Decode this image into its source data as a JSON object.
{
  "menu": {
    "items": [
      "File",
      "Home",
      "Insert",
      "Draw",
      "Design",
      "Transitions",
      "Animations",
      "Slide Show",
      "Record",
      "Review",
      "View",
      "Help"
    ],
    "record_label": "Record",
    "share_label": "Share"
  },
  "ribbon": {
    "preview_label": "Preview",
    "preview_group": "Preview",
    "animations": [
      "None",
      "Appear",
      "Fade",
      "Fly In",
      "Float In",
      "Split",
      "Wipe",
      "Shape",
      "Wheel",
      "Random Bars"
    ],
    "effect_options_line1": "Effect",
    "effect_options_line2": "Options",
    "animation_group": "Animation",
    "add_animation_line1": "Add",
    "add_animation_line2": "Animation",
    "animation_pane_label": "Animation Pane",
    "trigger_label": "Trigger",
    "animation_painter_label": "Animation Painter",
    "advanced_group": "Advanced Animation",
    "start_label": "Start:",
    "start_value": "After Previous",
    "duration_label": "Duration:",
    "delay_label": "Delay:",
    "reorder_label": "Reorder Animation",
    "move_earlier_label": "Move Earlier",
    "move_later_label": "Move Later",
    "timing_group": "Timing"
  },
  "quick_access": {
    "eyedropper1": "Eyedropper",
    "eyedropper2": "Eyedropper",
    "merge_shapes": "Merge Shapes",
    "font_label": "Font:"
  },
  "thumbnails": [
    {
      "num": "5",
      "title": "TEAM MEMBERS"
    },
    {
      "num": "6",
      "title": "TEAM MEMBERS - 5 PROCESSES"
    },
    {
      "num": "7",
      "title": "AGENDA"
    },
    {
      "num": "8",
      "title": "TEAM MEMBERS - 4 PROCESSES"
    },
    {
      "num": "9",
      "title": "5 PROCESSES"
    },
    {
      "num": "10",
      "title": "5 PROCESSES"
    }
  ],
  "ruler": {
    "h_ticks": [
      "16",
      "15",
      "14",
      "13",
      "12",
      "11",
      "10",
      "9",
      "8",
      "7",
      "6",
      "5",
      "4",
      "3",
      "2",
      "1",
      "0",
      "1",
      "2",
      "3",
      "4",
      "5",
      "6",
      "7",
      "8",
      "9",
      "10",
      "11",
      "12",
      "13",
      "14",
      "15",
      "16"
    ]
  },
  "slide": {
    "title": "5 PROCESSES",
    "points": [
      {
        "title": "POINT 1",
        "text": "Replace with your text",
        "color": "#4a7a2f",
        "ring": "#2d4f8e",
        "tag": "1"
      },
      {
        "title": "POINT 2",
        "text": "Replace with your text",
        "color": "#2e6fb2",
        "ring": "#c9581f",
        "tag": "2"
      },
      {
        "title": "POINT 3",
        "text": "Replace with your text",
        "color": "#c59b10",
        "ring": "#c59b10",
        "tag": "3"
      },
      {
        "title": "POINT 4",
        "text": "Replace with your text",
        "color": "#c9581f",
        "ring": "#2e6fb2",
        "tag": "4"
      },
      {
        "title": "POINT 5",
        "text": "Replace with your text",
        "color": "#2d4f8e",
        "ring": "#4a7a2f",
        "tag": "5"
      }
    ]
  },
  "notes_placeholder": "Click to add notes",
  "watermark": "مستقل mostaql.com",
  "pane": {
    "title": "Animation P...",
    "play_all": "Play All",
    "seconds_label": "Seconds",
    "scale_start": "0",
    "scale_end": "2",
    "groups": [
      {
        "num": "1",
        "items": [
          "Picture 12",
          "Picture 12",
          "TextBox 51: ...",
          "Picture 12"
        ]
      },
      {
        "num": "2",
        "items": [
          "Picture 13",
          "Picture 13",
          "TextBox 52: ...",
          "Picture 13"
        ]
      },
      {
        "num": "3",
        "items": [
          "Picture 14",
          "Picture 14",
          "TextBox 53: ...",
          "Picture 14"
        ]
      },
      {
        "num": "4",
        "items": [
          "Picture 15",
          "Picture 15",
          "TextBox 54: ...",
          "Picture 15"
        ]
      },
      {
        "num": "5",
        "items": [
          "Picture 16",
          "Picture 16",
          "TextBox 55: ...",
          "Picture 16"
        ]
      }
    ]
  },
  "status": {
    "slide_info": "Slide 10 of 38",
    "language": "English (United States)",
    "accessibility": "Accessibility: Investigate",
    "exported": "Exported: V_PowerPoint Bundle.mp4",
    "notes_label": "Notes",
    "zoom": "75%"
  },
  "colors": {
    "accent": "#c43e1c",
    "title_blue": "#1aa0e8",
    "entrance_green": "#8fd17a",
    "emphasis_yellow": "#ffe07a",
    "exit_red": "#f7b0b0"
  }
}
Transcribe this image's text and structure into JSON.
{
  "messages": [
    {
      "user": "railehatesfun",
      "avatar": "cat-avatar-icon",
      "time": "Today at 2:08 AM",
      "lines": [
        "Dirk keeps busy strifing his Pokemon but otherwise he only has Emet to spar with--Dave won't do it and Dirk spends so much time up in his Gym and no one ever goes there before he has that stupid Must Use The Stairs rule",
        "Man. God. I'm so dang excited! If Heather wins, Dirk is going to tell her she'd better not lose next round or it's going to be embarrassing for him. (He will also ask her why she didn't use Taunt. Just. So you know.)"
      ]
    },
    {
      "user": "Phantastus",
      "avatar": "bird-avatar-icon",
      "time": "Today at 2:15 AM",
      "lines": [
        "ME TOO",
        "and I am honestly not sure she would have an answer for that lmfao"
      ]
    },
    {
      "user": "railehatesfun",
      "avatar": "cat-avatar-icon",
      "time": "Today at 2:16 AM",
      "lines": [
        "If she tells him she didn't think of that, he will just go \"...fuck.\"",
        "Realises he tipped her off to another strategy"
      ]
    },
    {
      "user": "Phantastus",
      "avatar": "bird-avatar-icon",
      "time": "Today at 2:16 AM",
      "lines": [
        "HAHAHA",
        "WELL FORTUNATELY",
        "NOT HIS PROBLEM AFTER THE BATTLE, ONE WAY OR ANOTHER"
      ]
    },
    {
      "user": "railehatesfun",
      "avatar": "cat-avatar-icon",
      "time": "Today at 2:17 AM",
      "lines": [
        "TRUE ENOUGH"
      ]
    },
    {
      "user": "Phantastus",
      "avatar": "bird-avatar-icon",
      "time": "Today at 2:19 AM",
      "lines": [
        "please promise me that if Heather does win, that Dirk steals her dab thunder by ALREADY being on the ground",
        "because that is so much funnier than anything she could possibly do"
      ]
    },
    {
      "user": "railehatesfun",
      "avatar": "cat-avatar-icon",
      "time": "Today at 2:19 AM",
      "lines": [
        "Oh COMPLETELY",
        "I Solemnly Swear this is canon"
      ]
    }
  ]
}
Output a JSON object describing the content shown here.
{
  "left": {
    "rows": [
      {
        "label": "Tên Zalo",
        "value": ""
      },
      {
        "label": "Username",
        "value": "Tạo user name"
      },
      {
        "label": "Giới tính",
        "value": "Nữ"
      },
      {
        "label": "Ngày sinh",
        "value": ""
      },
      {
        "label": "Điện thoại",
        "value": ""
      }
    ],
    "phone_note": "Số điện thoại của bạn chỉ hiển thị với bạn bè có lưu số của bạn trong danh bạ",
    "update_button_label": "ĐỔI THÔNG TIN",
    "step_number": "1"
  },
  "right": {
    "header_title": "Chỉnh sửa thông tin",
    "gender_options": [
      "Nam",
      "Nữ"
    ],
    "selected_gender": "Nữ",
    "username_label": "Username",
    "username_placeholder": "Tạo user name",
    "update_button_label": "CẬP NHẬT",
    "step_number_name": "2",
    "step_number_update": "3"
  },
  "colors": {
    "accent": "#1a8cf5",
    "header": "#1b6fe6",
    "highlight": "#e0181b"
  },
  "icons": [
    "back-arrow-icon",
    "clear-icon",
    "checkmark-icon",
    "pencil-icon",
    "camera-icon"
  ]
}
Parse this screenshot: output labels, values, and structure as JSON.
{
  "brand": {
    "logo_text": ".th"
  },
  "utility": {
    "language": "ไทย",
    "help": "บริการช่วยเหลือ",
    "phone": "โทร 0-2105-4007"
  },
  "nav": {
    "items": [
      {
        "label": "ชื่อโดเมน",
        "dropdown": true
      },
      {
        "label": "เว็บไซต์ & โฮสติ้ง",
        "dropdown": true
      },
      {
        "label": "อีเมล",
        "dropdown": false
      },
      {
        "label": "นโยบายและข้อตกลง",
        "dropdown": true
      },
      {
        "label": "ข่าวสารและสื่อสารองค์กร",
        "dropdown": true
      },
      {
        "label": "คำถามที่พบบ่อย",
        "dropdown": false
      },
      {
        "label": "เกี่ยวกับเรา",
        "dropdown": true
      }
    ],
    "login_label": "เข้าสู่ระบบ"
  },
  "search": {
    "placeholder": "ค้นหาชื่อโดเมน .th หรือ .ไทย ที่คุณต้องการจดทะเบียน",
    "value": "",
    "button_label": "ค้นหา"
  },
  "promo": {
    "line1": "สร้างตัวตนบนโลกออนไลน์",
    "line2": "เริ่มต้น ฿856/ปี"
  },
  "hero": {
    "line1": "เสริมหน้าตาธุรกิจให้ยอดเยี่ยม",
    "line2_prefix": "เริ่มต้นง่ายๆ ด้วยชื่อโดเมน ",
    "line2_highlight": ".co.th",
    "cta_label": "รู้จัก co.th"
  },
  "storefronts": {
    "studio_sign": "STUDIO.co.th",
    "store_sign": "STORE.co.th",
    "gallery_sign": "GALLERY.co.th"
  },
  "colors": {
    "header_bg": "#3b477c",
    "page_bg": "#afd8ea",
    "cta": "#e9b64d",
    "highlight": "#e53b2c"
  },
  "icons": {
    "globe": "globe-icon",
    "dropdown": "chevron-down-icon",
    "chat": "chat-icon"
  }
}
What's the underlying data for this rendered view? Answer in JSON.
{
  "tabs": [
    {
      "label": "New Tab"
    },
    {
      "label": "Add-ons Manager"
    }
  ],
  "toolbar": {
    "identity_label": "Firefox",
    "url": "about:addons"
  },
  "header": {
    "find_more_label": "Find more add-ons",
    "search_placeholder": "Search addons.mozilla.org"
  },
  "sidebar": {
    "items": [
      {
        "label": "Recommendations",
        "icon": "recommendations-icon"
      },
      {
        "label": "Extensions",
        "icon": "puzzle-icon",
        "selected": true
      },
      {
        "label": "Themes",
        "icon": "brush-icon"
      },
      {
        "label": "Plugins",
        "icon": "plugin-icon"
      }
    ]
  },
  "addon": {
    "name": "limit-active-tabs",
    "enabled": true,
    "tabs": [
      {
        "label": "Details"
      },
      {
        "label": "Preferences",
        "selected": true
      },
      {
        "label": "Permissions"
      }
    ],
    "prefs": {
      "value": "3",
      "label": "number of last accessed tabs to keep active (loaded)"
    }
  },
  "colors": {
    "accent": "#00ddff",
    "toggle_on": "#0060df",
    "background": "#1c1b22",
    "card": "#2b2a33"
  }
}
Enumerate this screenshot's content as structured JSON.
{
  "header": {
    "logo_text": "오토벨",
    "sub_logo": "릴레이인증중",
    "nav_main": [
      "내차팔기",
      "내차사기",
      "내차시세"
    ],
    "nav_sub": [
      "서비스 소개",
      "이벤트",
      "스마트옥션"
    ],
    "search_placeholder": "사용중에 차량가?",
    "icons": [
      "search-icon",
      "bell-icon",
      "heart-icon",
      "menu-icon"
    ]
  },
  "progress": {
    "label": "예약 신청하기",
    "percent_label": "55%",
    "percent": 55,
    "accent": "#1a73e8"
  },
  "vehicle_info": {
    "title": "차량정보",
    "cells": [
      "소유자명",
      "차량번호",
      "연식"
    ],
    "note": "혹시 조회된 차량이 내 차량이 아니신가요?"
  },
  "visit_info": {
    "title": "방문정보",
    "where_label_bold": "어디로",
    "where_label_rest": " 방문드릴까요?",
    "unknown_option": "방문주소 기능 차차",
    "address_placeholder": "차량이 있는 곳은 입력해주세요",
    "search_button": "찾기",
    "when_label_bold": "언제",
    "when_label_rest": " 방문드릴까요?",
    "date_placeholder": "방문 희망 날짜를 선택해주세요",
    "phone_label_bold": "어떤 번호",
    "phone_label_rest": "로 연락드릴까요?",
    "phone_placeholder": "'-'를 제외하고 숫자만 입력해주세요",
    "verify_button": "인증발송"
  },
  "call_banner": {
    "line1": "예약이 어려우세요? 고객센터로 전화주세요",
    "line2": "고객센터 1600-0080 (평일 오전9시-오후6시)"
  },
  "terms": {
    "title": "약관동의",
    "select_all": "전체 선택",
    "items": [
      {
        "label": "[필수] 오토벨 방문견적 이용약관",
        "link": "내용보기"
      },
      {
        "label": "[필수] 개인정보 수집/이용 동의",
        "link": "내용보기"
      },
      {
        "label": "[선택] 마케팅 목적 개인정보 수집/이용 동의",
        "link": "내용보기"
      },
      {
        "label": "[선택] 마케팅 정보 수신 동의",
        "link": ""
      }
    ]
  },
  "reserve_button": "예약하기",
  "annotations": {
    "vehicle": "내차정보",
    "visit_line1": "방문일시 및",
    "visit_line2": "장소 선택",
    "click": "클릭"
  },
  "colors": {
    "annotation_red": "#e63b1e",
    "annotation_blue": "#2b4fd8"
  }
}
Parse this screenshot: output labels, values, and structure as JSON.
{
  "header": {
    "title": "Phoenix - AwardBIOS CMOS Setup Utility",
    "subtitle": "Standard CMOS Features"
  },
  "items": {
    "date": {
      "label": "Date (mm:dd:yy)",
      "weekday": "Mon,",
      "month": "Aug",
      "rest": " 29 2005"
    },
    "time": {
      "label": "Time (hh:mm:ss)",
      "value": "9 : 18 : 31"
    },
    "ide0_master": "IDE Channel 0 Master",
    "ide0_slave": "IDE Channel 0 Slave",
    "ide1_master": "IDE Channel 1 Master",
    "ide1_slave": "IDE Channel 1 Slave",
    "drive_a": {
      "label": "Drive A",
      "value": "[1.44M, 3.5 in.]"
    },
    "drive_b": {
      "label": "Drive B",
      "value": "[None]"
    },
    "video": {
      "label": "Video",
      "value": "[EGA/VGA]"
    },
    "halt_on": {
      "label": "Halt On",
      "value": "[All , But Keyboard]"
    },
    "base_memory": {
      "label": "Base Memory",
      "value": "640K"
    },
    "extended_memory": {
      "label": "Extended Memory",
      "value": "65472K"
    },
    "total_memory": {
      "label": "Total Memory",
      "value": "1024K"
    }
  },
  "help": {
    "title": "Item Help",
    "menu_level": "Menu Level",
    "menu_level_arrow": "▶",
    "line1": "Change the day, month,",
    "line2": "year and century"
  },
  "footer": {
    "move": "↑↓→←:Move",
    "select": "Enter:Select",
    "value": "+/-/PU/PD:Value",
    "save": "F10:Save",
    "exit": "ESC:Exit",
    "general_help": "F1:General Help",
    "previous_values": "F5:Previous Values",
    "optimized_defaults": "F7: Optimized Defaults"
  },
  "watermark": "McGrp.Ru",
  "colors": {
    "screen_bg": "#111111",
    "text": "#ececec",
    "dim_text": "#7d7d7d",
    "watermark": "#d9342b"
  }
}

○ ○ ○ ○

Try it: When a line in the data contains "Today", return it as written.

Written response:
      "time": "Today at 2:08 AM",
      "time": "Today at 2:15 AM",
      "time": "Today at 2:16 AM",
      "time": "Today at 2:16 AM",
      "time": "Today at 2:17 AM",
      "time": "Today at 2:19 AM",
      "time": "Today at 2:19 AM",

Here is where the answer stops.